As even the most casual CNN viewer knows, in recent years the Texas-Mexico border has generated a seemingly endless stream of dismal news stories.
The Laredo, Texas, region has produced some of the worst. Laredo is one of America's poorest cities, and while its corridor to Mexico is a key point of entry for trade, it has also evolved into haven for crime and drug trafficking. Laredo's Mexican sister city, Nuevo Laredo, located right across the Rio Grande, is plagued by gangs and drug cartels, and is commonly cited as one of the most violent cities in the world. These are, to say the least, tough times at the border.

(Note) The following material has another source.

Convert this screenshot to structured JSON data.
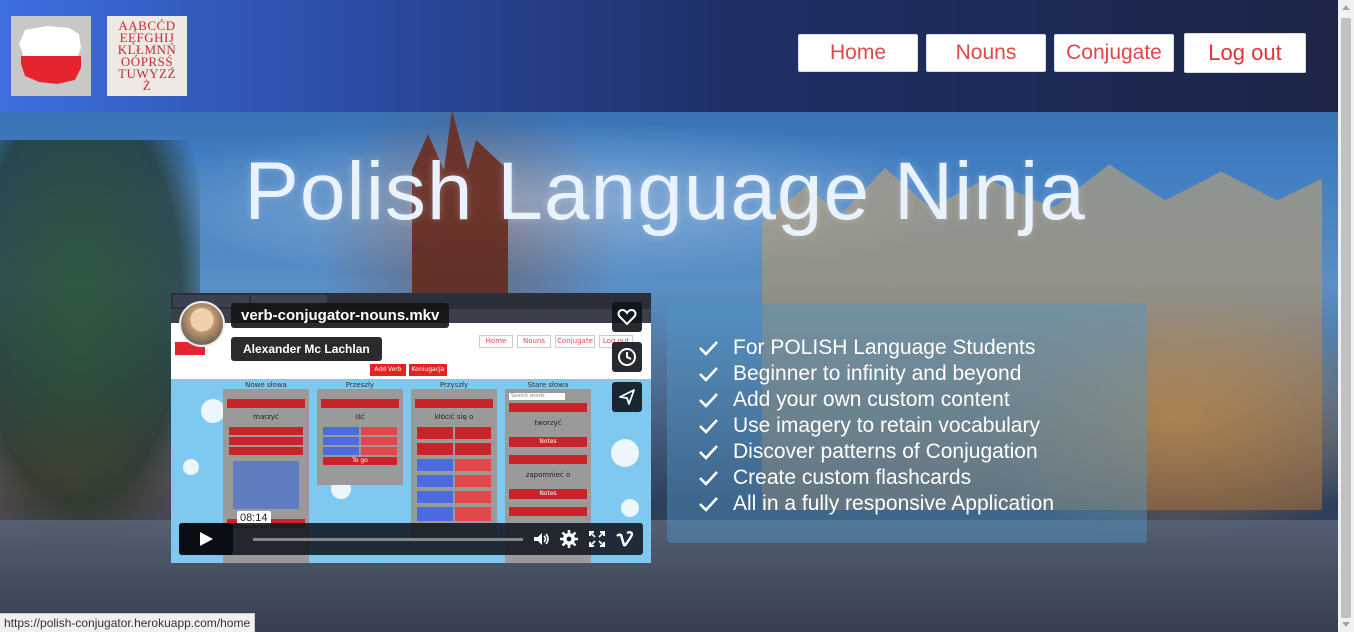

But this week there's positive news out of Laredo, especially for residents looking to play a little golf: The Max A. Mandel Municipal Golf Course, designed by Robert Trent Jones Jr., is ready to open for business. The "Max," as it's already come to be known, is the first city-owned course in Laredo, and will stage a dedication ceremony on Thursday and open for play Friday.

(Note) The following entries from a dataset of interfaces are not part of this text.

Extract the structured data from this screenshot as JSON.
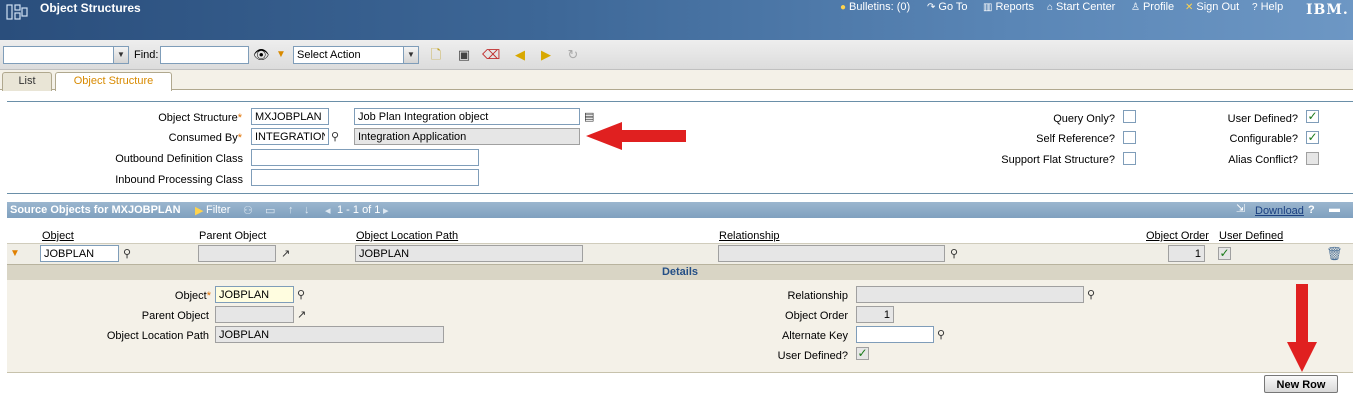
{
  "header": {
    "app_title": "Object Structures",
    "bulletins": "Bulletins: (0)",
    "goto": "Go To",
    "reports": "Reports",
    "start_center": "Start Center",
    "profile": "Profile",
    "sign_out": "Sign Out",
    "help": "Help",
    "logo": "IBM."
  },
  "toolbar": {
    "find_label": "Find:",
    "find_value": "",
    "action_select": "Select Action"
  },
  "tabs": [
    {
      "label": "List"
    },
    {
      "label": "Object Structure"
    }
  ],
  "form": {
    "object_structure_label": "Object Structure",
    "object_structure_value": "MXJOBPLAN",
    "object_structure_desc": "Job Plan Integration object",
    "consumed_by_label": "Consumed By",
    "consumed_by_value": "INTEGRATION",
    "consumed_by_desc": "Integration Application",
    "outbound_label": "Outbound Definition Class",
    "outbound_value": "",
    "inbound_label": "Inbound Processing Class",
    "inbound_value": "",
    "query_only_label": "Query Only?",
    "self_reference_label": "Self Reference?",
    "flat_structure_label": "Support Flat Structure?",
    "user_defined_label": "User Defined?",
    "configurable_label": "Configurable?",
    "alias_conflict_label": "Alias Conflict?",
    "checkmark": "✓"
  },
  "source_table": {
    "title": "Source Objects for MXJOBPLAN",
    "filter": "Filter",
    "pager": "1 - 1 of 1",
    "download": "Download",
    "help": "?",
    "columns": [
      "Object",
      "Parent Object",
      "Object Location Path",
      "Relationship",
      "Object Order",
      "User Defined"
    ],
    "row": {
      "object": "JOBPLAN",
      "parent_object": "",
      "location_path": "JOBPLAN",
      "relationship": "",
      "order": "1"
    },
    "details_title": "Details"
  },
  "details": {
    "object_label": "Object",
    "object_value": "JOBPLAN",
    "parent_label": "Parent Object",
    "parent_value": "",
    "path_label": "Object Location Path",
    "path_value": "JOBPLAN",
    "relationship_label": "Relationship",
    "relationship_value": "",
    "order_label": "Object Order",
    "order_value": "1",
    "alt_key_label": "Alternate Key",
    "alt_key_value": "",
    "user_defined_label": "User Defined?"
  },
  "buttons": {
    "new_row": "New Row"
  },
  "colors": {
    "title_bar": "#3d6797",
    "accent_orange": "#d88a00",
    "section_header": "#7fa0bf",
    "annotation_red": "#e02020"
  }
}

"We're really excited -- there are a lot of golfers in South Texas, and we know there aren't many courses being built right now," said Joel Vazquez, tourism sales manager for the city of Laredo. "We're lucky to have this project."

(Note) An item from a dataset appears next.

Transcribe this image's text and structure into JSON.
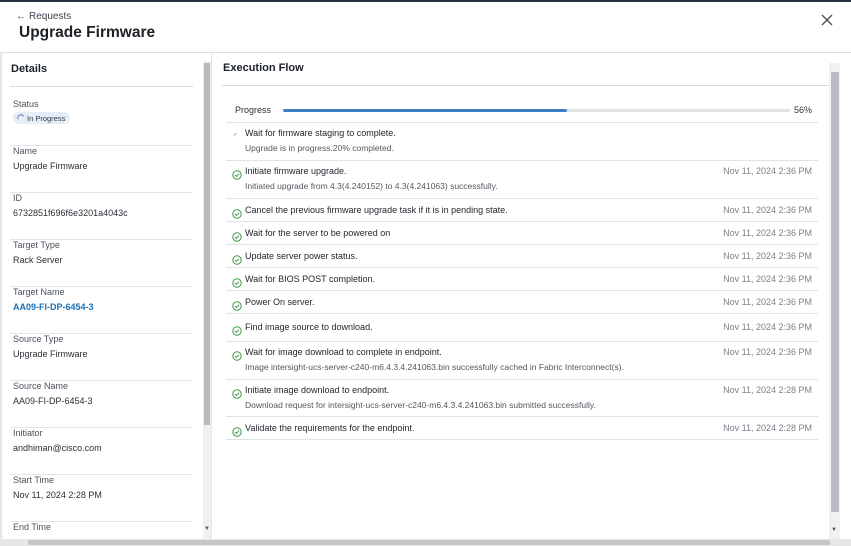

It's not easy to get a new course built in today's rigid economy, let alone in a region facing such trying times, but the city council and city manager pushed the course along, and a 390-acre land donation from the Max A. Mandel family (the late Mandel was a local bank executive, and his wife and family still reside in town) helped spur the $6.6 million project from concept to reality. The government issued $5.6 million in bonds to cover its share of the project cost, and the Mandel family also kicked in $1 million, according to The Laredo Times.
Course architect Robert Trent Jones Jr. said that the sandy, sloping piece of land has several distinctly Southwestern features, and his team sought to preserve that vibe when building the course.
"There are a lot of trees native to that land, and we kept them. So, you wander through this very Texas land, and we still have that feel today as you play it," Jones said. "It's not intended to be a championship course, but it's intended to be a thought-provoking course."
The course has five sets of tees, and can play anywhere from a family-friendly 5,000 yards to a stern 7,297. Set hard against the Rio Grande, the course features four holes (two on each nine) that overlook the river below.
"If you hit a bad shot, you might want to bring a passport," Jones said with a laugh. "You could hit a driver right across the river."
The Max also offers several routing options, which enable busy Laredoans to play loops of three, six, nine or 18 holes. Eighteen-hole greens fees for locals run $33.50-$46, while non-residents will pay $46-$56. Junior rates start at $13.50.
Jones is confident the course will appeal to a wide range of players. "We have a great variety of holes and elevation changes. We have wide fairways. You have a lot of options," he said. "If anything, we're saying, 'Let's have fun here.'"
Great news for a city that needs it.